The other day I read a tweet about preparing for festival season. I assumed that it was related to Electric Picnic or Glastonbury, advising us to get our ‘festival on’ by donning the obligatory uniform of wellies, trilby and cut off shorts. But imagine my surprise, dear reader, when I realised the tweet was referring to literary festivals and directed at authors who want to start booking their summer appearances now. When did this happen? When did authors become a troupe of travelling minstrels and what happened to the idea that writing is a solitary pursuit?
Writer Jason Guriel wrote a really interesting article this month ‘What Happens When Authors Are Afraid To Stand Alone?’ addressing this shift from what was always seen as an individual sport, to a community endeavour, and why he feels we are the worse off for it.
“writers have become more entangled than ever. Workshops, readings, book launches, conferences, artists’ colonies, and other glorified mixers increasingly press literary types upon one another.”
It’s a controversial argument, but a very interesting one. Are all of these gatherings, talks, residencies and teaching gigs taking away from the one job we’re supposed to be doing – writing? As authors, we have been tasked with the job of getting our work ‘out there’ and I think the writing community has grown from that. But while many authors really enjoy engaging with the community, Guriel argues that if everyone is being pushed in the same direction, what happens to the independent spirit?
It is true that we need time alone to develop our own ideas – it’s hard enough not to be influenced by trends and seduced by mainstream ideas. In order to really create something truly original, we need to be alone with our thoughts and in order to do this, we need to guard our privacy. It’s nice to share, but writers need to keep a certain amount to themselves (namely, their selves). There is a risk that if you become too much of a spokesperson for your work, or a writing personality, the authentic voice of your work could get diluted. Not every writer is a loner, but they do tend to seek solitude in order to hear their own voice.
“Let’s not share. Really. Go off in your own direction way too far, get lost, test the metal of your work in your own acids.” Kay Ryan, poet.

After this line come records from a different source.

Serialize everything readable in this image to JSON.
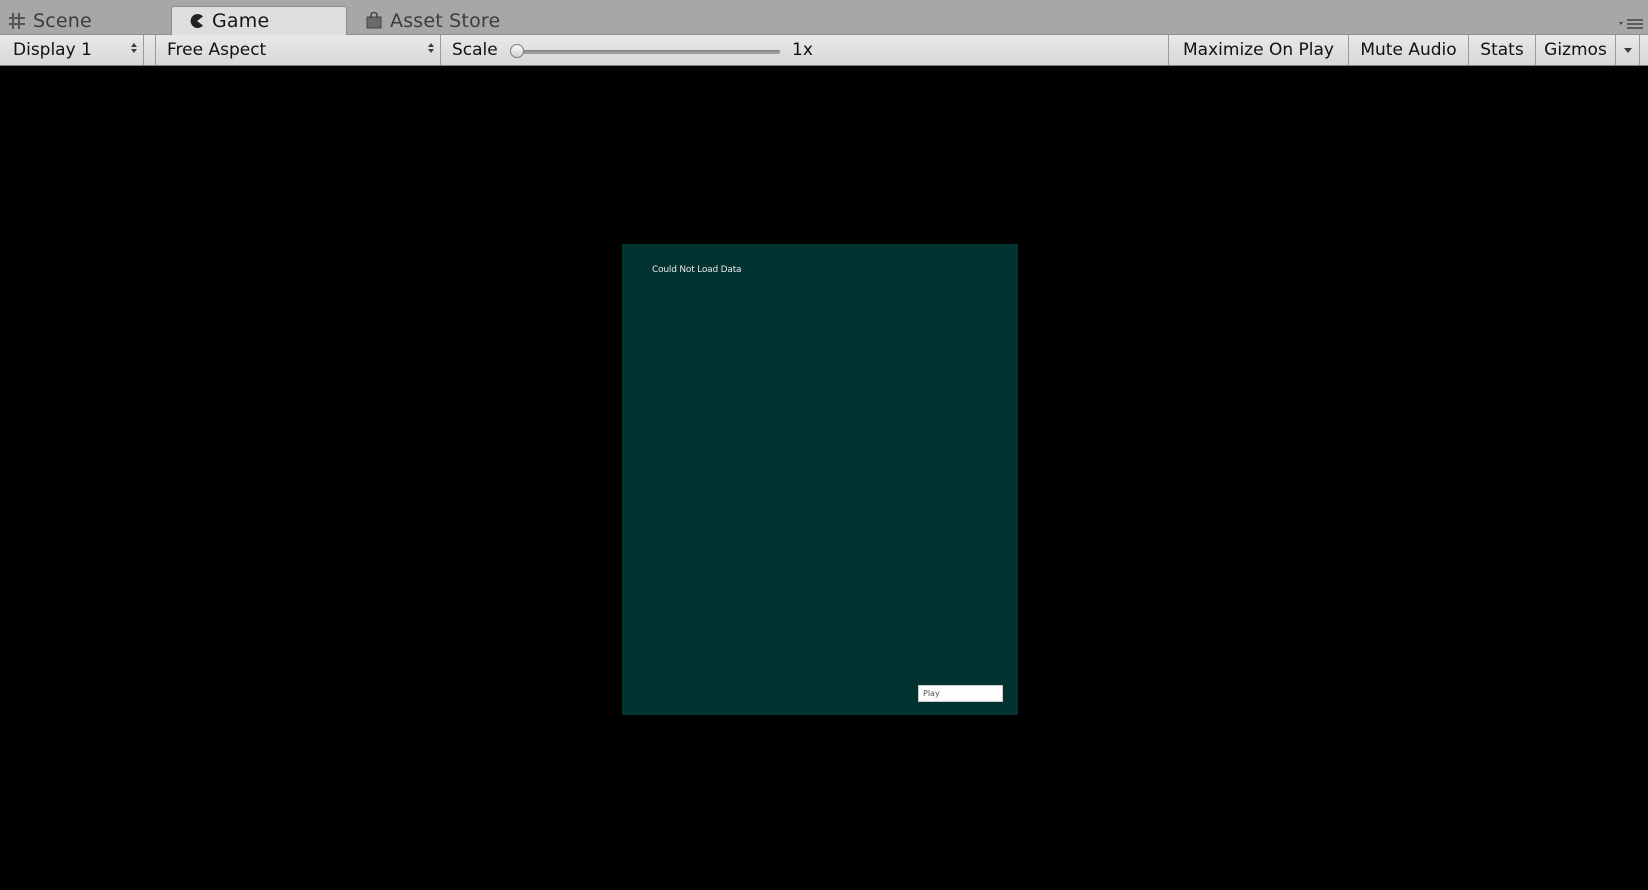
{
  "tabs": [
    {
      "label": "Scene",
      "icon": "grid-icon",
      "active": false
    },
    {
      "label": "Game",
      "icon": "pacman-icon",
      "active": true
    },
    {
      "label": "Asset Store",
      "icon": "shopping-bag-icon",
      "active": false
    }
  ],
  "tab_menu_icon": "panel-menu-icon",
  "toolbar": {
    "display": "Display 1",
    "aspect": "Free Aspect",
    "scale_label": "Scale",
    "scale_value": "1x",
    "scale_slider_fraction": 0.0,
    "maximize_on_play": "Maximize On Play",
    "mute_audio": "Mute Audio",
    "stats": "Stats",
    "gizmos": "Gizmos"
  },
  "game": {
    "background_color": "#000000",
    "canvas_color": "#033330",
    "label_text": "Could Not Load Data",
    "input_text": "Play"
  }
}
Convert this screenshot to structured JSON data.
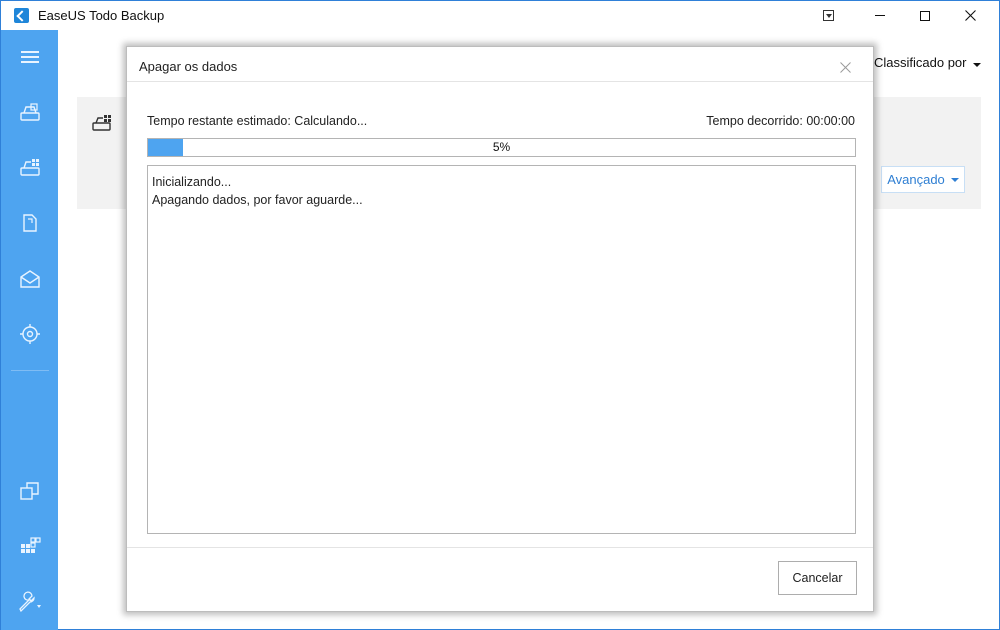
{
  "app": {
    "title": "EaseUS Todo Backup",
    "accent_color": "#4ea4f0"
  },
  "titlebar": {
    "icons": [
      "menu-dropdown-icon",
      "minimize-icon",
      "maximize-icon",
      "close-icon"
    ]
  },
  "sidebar": {
    "items": [
      {
        "icon": "hamburger-menu-icon"
      },
      {
        "icon": "disk-backup-icon"
      },
      {
        "icon": "system-backup-icon"
      },
      {
        "icon": "file-backup-icon"
      },
      {
        "icon": "mail-backup-icon"
      },
      {
        "icon": "smart-backup-icon"
      },
      {
        "icon": "clone-icon"
      },
      {
        "icon": "tools-grid-icon"
      },
      {
        "icon": "wrench-settings-icon"
      }
    ]
  },
  "background": {
    "sort_label": "Classificado por",
    "advanced_label": "Avançado"
  },
  "dialog": {
    "title": "Apagar os dados",
    "estimated_label": "Tempo restante estimado: Calculando...",
    "elapsed_label": "Tempo decorrido: 00:00:00",
    "progress_percent": 5,
    "progress_text": "5%",
    "log_lines": [
      "Inicializando...",
      "Apagando dados, por favor aguarde..."
    ],
    "cancel_label": "Cancelar"
  }
}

When I began writing, the buzz words were ‘author platform’ and if you didn’t have one, you’d never make it. So I made it my business to build my platform, one blog/tweet/post at a time. I got to know the main players and believed that I was on the right road to success. But then, I would see a complete unknown, an outsider if you will, speed past me to publishing fame with no platform whatsoever. No social media accounts, no blogs, no ground-works to speak of. While I was busy networking and making connections, they were writing and submitting. So you see, there really are no hard and fast rules when it comes to being a writer, you’ve got to do what’s right for you and more importantly, what works for you.
“‘What is the role of the writer to her society?’ was a question Wallace Stevens took up and his answer was: none,” says poet Souvankham Thammavongsa. A writer’s real responsibility, she suggests, is “to build a voice and to keep building that voice.” This stands in stark contrast to the civic-minded suggestion that writers apply their bricks and mortar to some cloud-city of togetherness.
Then there’s the whole ‘totes awky momo’ when someone you’ve been palling around with (in the literary sense) asks you to review their book and you don’t really like it… what do you do then? I know book bloggers (unfairly) get stick for this all the time, but it’s not just bloggers who get caught in this web of networking that make it increasingly difficult to go against the pack. I’ve noticed even with online bookclubs, when there is over-whelming support for a particular writer, anyone who feels differently is almost afraid to speak up. I have seen people apologise for not liking a book!
“It becomes harder to file an honest review of a book if you’re always rubbing shoulders.”
Still, I don’t believe in throwing out the baby with the bath water (I think there are laws against that now anyway). I believe that there is more integrity in the community than this article suggests, but I agree that we do need to challenge the status quo and question the prevailing wisdom around promoting the writing ‘scene’ as opposed to the community.
Personally, I love the community I have found, particularly online because I don’t have to dress up for them! Pretty much all of the writing opportunities I have found have been through social media. There is great support there, people share information on all sorts of things, particularly in the indie community and it’s good to meet people who are experiencing the same things. I love when other writers talk about how difficult it is to stay sitting down, or how your writing can seem like genius one minute and drivel the next. I feel a sense of solidarity. But I don’t discuss writing techniques with these people. I don’t learn my craft by talking to authors, I learn by reading their books. I learn how they deal with different challenges in their writing between the pages. Talk, as they say, is cheap, but if you really want to further your writing career, read.
While you’re here, The Heirloom is just 99p on Kindle all this week. Eva Green said she couldn’t put it down*
*Might have made that bit up